“Our message is, let’s do business directly with one and another because, unfortunately, there is a lot of confusion coming out of Washington today, but we want jobs, we want trade, if we do more trade activities, we create more jobs in our respective jurisdictions and that’s what voters want us to do,” McAuliffe said.
Wynne agreed with that, saying the sub-national jurisdictions have a lot of authority to work together on trade, tourism and the environment.
For her part, Washington Mayor Muriel Bowser took the opportunity to invite Canadians to visit Washington, saying they’re D.C.’s number-one source of visitors.

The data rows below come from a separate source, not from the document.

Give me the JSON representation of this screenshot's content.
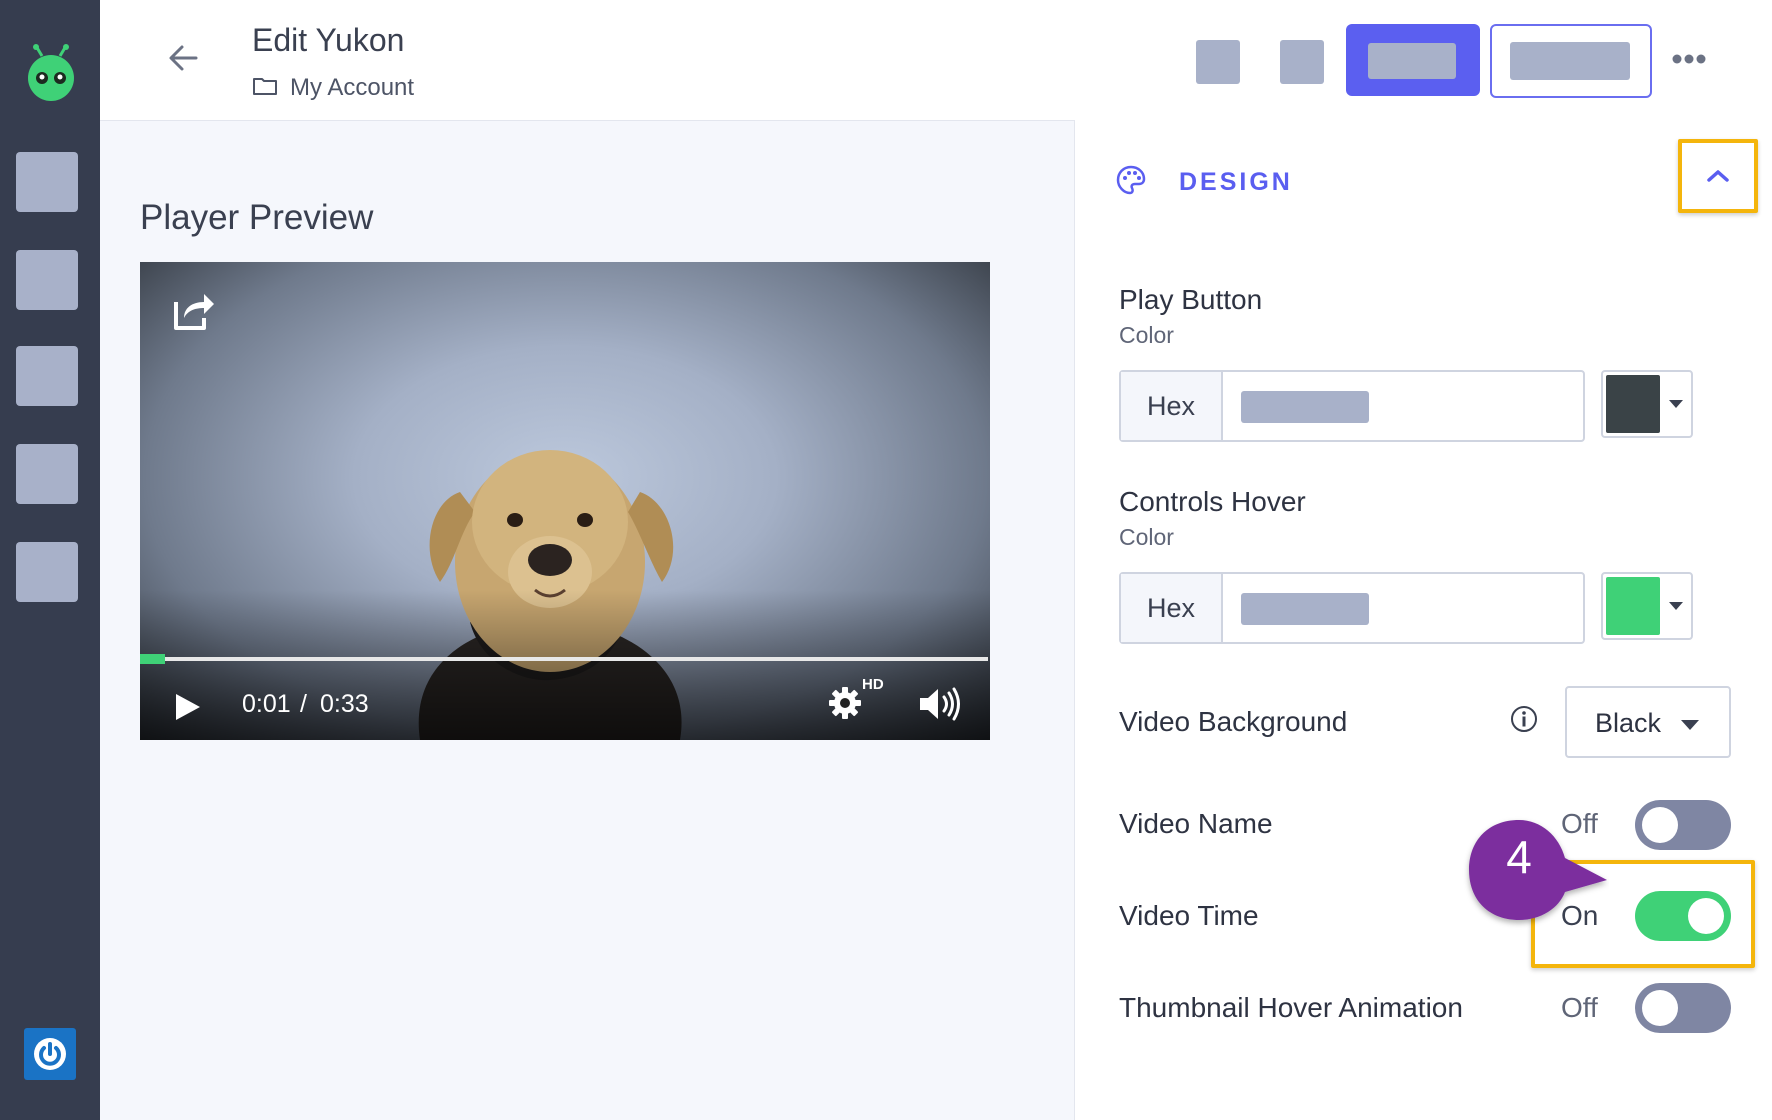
{
  "header": {
    "title": "Edit Yukon",
    "breadcrumb": "My Account"
  },
  "preview": {
    "title": "Player Preview",
    "time_current": "0:01",
    "time_separator": "/",
    "time_total": "0:33",
    "quality_badge": "HD",
    "progress_fraction": 0.03
  },
  "design": {
    "section_title": "DESIGN",
    "accent_color": "#5b5ff0",
    "play_button": {
      "label": "Play Button",
      "sub": "Color",
      "prefix": "Hex",
      "swatch_color": "#3a4347"
    },
    "controls_hover": {
      "label": "Controls Hover",
      "sub": "Color",
      "prefix": "Hex",
      "swatch_color": "#3fd177"
    },
    "video_background": {
      "label": "Video Background",
      "value": "Black"
    },
    "toggles": [
      {
        "label": "Video Name",
        "state": "Off"
      },
      {
        "label": "Video Time",
        "state": "On"
      },
      {
        "label": "Thumbnail Hover Animation",
        "state": "Off"
      }
    ]
  },
  "annotation": {
    "step": "4",
    "highlight_color": "#f4b50c",
    "bubble_color": "#7b2f9e"
  }
}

“We are here to send the strong message that our region is open, our city is open, nothing changed about who we are and the things that we value last November,” she said.
The meeting was part of Wynne’s American outreach strategy, which has seen her talk trade with the governors of 31 states — so far.
For those keeping track, here are the governors Wynne has met or spoken with so far: Gov. Rick Snyder (Michigan), Gov. Scott Walker (Wisconsin), Gov. John Hickenlooper (Colorado), Gov. Rick Scott (Florida), Gov. Asa Hutchinson (Arkansas), Gov. Bill Haslam (Tennessee), Gov. Eric Holcomb (Indiana), Gov. Phillip Bryant (Mississippi), Gov. John Kasich (Ohio), Gov. Bruce Rauner (Illinois), Gov. Henry McMaster (South Carolina), Gov. Matthew Mead (Wyoming), Gov. Roy Cooper (North Carolina), Gov. Nathan Deal (Georgia), Gov. John Sununu (New Hampshire), Gov. Matt Bevin (Kentucky), Gov. Mary Fallin (Oklahoma), Gov. Kim Reynolds (Iowa), Gov. Brian Sandoval (Nevada), Gov. Larry Hogan (Maryland), Gov. Terry McAuliffe (Virginia), Gov. Bill Walker (Alaska), Gov. Dennis Daugaard (South Dakota), Gov. Gary Herbert (Utah), Gov. Gina Raimondo (Rhode Island), Gov. Doug Burgum (North Dakota), Gov. Doug Ducey (Arizona), Gov. Ricky Rossello (Puerto Rico), Gov. Kay Ivey (Alabama), Gov. Dan Malloy (Connecticut), and Gov. Kenneth Mapp (U.S. Virgin Islands).
She’s also met with the following senators, representatives and administration officials: Sen. Orrin Hatch (Utah), Sen. Pat Roberts (Kansas), Rep. Richard Neal (Massachusetts), Rep. Steny Hoyer (Maryland), Rep. Ron Kind (Wisconsin), Sen. Steve Daines (Montana), Sen. Chuck Grassley (Iowa), Sen. Susan Collins (Maine), Sec. Sonny Perdue (Department of Agriculture), Sec. Wilbur Ross (Department of Commerce), and Everett Eissenstat (Deputy Assistant to the President for International Economic Affairs and Deputy Director, National Economic Council).
See below for a liveblog of the press conference as it happened: